Pick out and copy every line below that has the word "Minutes".

[Start of Attachment]

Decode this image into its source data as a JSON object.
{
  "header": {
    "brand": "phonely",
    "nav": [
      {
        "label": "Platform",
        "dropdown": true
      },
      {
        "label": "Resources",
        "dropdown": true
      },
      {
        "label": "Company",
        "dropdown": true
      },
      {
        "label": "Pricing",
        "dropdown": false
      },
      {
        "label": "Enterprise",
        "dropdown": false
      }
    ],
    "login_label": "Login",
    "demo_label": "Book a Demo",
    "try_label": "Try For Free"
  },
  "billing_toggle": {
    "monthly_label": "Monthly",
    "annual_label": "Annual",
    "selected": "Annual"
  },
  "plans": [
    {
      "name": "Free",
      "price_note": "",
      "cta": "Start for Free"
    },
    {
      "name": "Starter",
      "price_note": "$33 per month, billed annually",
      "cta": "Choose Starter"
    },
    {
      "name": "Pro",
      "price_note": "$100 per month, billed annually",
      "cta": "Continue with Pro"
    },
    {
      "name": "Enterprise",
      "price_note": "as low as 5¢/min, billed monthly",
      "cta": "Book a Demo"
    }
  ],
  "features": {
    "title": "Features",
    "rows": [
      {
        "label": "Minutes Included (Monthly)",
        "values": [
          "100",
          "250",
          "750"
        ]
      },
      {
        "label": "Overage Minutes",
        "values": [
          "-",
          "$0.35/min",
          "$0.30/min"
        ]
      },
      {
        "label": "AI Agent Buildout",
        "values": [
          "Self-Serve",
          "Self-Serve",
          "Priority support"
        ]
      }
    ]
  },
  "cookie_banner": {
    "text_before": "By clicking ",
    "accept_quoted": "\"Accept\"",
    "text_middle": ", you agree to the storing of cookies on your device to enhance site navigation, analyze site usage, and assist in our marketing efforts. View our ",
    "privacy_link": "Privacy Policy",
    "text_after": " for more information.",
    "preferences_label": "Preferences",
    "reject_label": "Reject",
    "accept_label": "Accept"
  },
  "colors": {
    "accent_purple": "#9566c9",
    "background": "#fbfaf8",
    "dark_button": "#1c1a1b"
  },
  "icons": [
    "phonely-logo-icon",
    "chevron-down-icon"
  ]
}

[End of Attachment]

§ Answer
        "label": "Minutes Included (Monthly)",
        "label": "Overage Minutes",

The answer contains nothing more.